- Ed Richter Staff Writer
Now that a property transfer has been finalized, Monroe is moving forward with a survey so that it can proceed with the next steps for its section of the Great Miami River Recreation Trail bike path.
Monroe City Council on Tuesday approved the resolution to hire The Kleingers Group for the professional surveying services for the trail alignment. The costs for the surveying services is not to exceed $25,900.
City Manager Bill Brock said the survey is needed as the intent of the trail is to stay on public property as much as possible to reduce the need for property acquisition. In addition, the survey is needed due to uncertain property lines regarding the former Miami & Erie Canal, the B&O railroad, Texas Eastern Pipeline and other property owners.
The majority of the trail is on public lands owned by MetroParks of Butler County, the Miami Conservancy District and Monroe’s recently acquired property that was once the former Americana Amusement Park.
He said the survey would take about 60 days to complete.
Kevin Chesar, city development director, told council that it will take five to seven years to get all of the funding in place for the project, which he estimated will cost about $1.3 million. He also said the city will need to get the Americana property in shape for public use as there are some dilapidated buildings that need removed for safety reasons.
Mayor Robert Routson said he would like to see something done within the next two years to show residents that progress is being made.
Vice Mayor Suzi Rubin said there are volunteers with various trail organizations that might be able to assist with clearing brush along the trail route. She added that putting in gravel along the trail for people to use could cost an estimated $70,000 to $100,000.
In related matters, council unanimously approved a motion to rename Americana Amusement Park to Bicentennial Park.
With Americana Amusement Park and LeSourdsville Lake gone, Routson said that Bicentennial Park would be a more appropriate name. The city celebrated its bicentennial this past summer.

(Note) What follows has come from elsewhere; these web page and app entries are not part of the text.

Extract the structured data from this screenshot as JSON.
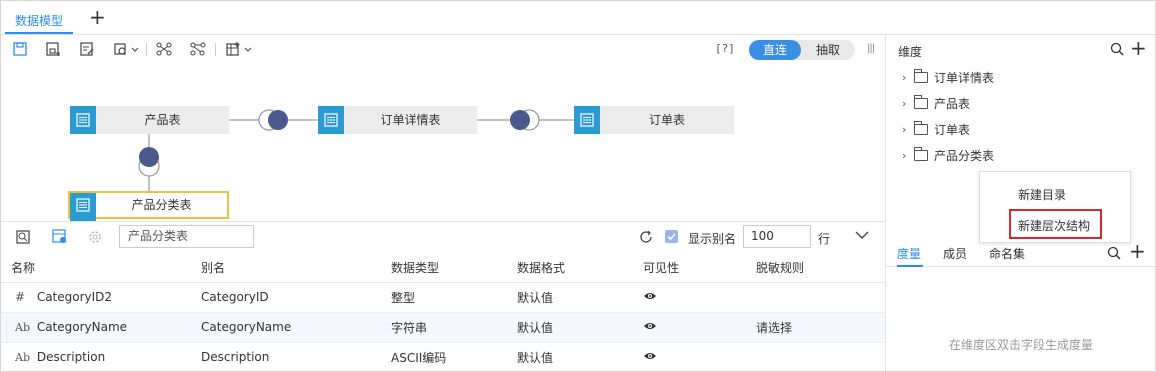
{
  "tabs": {
    "active_label": "数据模型",
    "add_label": "+"
  },
  "toolbar": {
    "help_label": "[?]",
    "mode_direct": "直连",
    "mode_extract": "抽取"
  },
  "canvas": {
    "nodes": {
      "product": "产品表",
      "order_detail": "订单详情表",
      "order": "订单表",
      "category": "产品分类表"
    }
  },
  "field_panel": {
    "search_value": "产品分类表",
    "show_alias_label": "显示别名",
    "rows_value": "100",
    "rows_unit": "行",
    "columns": [
      "名称",
      "别名",
      "数据类型",
      "数据格式",
      "可见性",
      "脱敏规则"
    ],
    "rows": [
      {
        "type_icon": "#",
        "name": "CategoryID2",
        "alias": "CategoryID",
        "data_type": "整型",
        "format": "默认值",
        "masking": ""
      },
      {
        "type_icon": "Ab",
        "name": "CategoryName",
        "alias": "CategoryName",
        "data_type": "字符串",
        "format": "默认值",
        "masking": "请选择"
      },
      {
        "type_icon": "Ab",
        "name": "Description",
        "alias": "Description",
        "data_type": "ASCII编码",
        "format": "默认值",
        "masking": ""
      }
    ]
  },
  "dimension_panel": {
    "title": "维度",
    "add_label": "+",
    "items": [
      "订单详情表",
      "产品表",
      "订单表",
      "产品分类表"
    ]
  },
  "context_menu": {
    "new_folder": "新建目录",
    "new_hierarchy": "新建层次结构"
  },
  "measure_panel": {
    "tabs": [
      "度量",
      "成员",
      "命名集"
    ],
    "add_label": "+",
    "hint": "在维度区双击字段生成度量"
  },
  "colors": {
    "accent": "#2d8cf0",
    "node_icon": "#2b9bd3",
    "join_dot": "#4a5a8c",
    "highlight": "#d9282f"
  }
}
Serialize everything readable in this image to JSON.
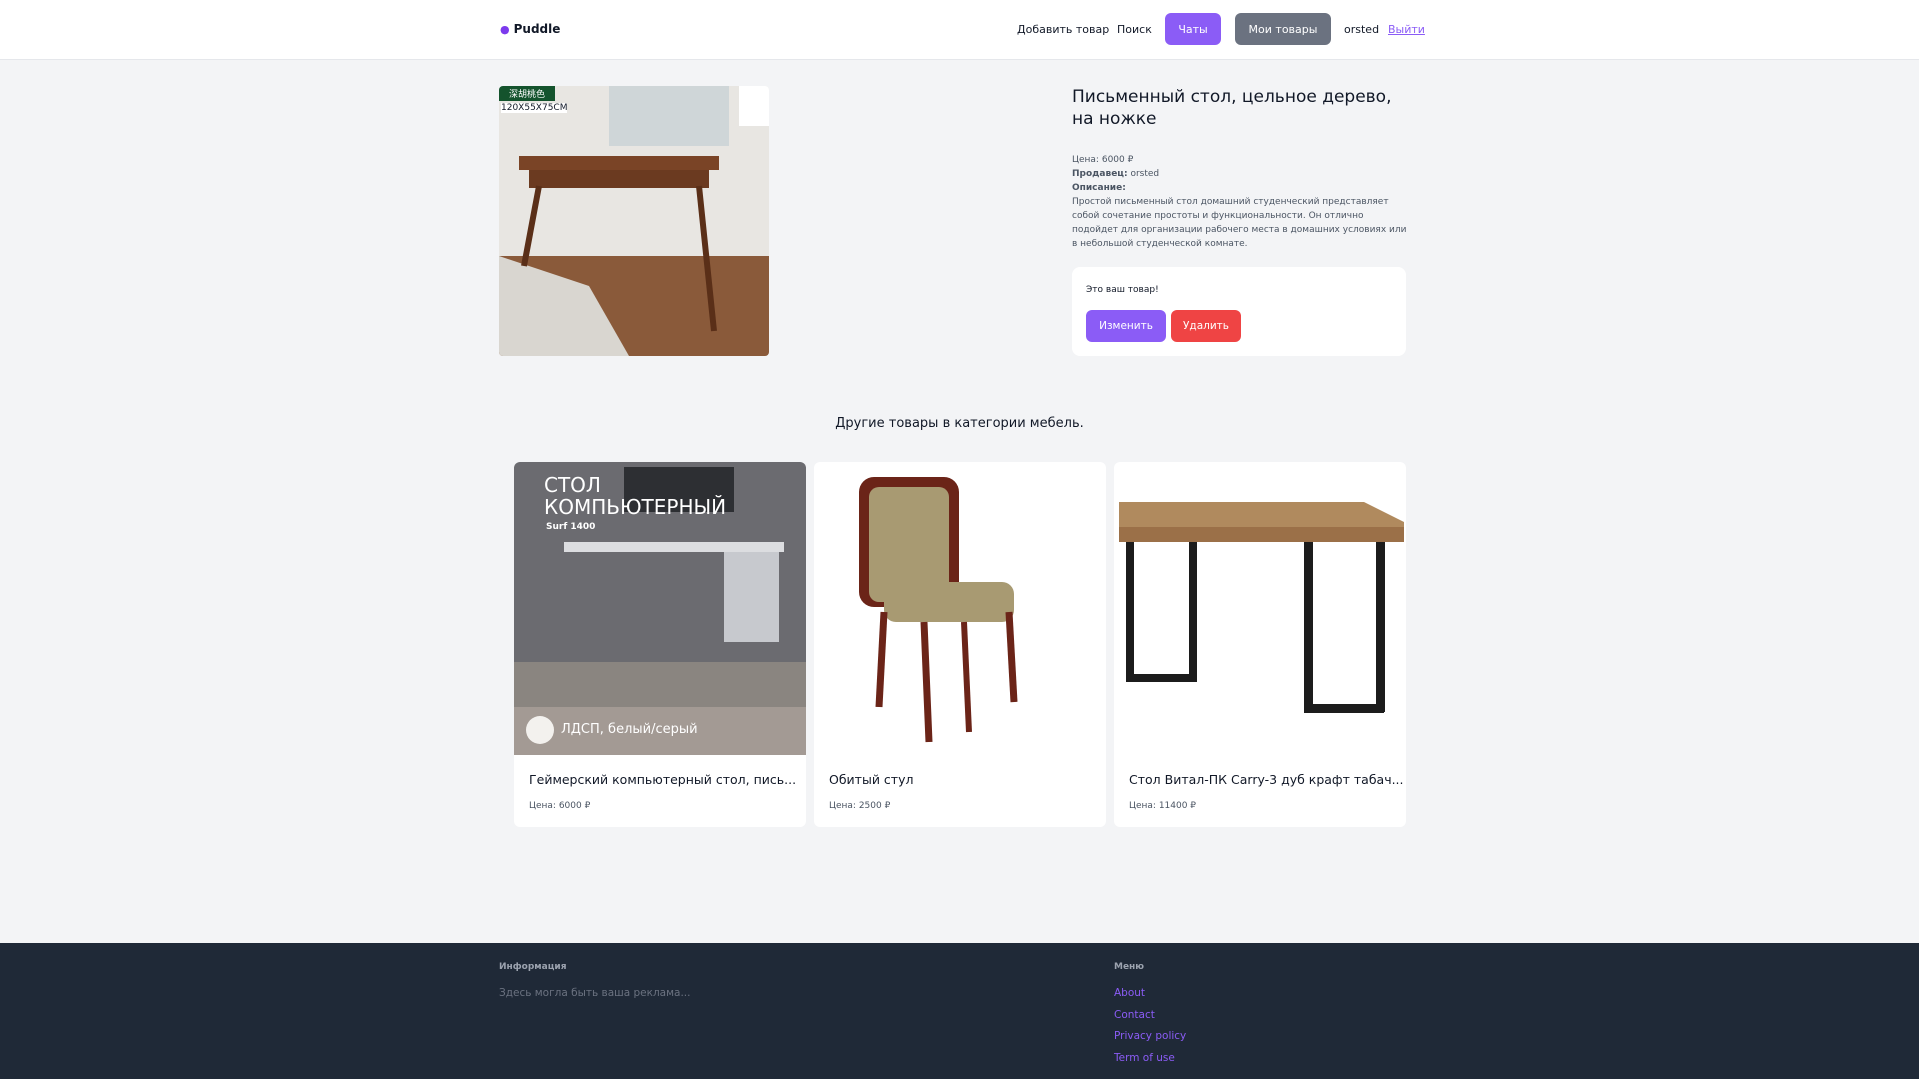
{
  "header": {
    "logo": "Puddle",
    "nav": {
      "add": "Добавить товар",
      "search": "Поиск",
      "chats": "Чаты",
      "my_items": "Мои товары",
      "user": "orsted",
      "logout": "Выйти"
    }
  },
  "product": {
    "title": "Письменный стол, цельное дерево, на ножке",
    "image_label": "深胡桃色",
    "image_size": "120X55X75CM",
    "price_label": "Цена:",
    "price": "6000 ₽",
    "seller_label": "Продавец:",
    "seller": "orsted",
    "description_label": "Описание:",
    "description": "Простой письменный стол домашний студенческий представляет собой сочетание простоты и функциональности. Он отлично подойдет для организации рабочего места в домашних условиях или в небольшой студенческой комнате."
  },
  "owner_box": {
    "text": "Это ваш товар!",
    "edit": "Изменить",
    "delete": "Удалить"
  },
  "related": {
    "heading": "Другие товары в категории мебель.",
    "items": [
      {
        "title": "Геймерский компьютерный стол, пись...",
        "price": "Цена: 6000 ₽",
        "img_title": "СТОЛ КОМПЬЮТЕРНЫЙ",
        "img_sub": "Surf 1400",
        "img_caption": "ЛДСП, белый/серый"
      },
      {
        "title": "Обитый стул",
        "price": "Цена: 2500 ₽"
      },
      {
        "title": "Стол Витал-ПК Carry-3 дуб крафт табач...",
        "price": "Цена: 11400 ₽"
      }
    ]
  },
  "footer": {
    "info_heading": "Информация",
    "info_text": "Здесь могла быть ваша реклама...",
    "menu_heading": "Меню",
    "links": [
      "About",
      "Contact",
      "Privacy policy",
      "Term of use"
    ]
  },
  "colors": {
    "accent": "#8b5cf6",
    "danger": "#ef4444",
    "gray_button": "#6b7280",
    "footer_bg": "#1f2937"
  }
}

Council members Anna Hale and Dan Clark also expressed their support of Routson’s proposal to change the name of the property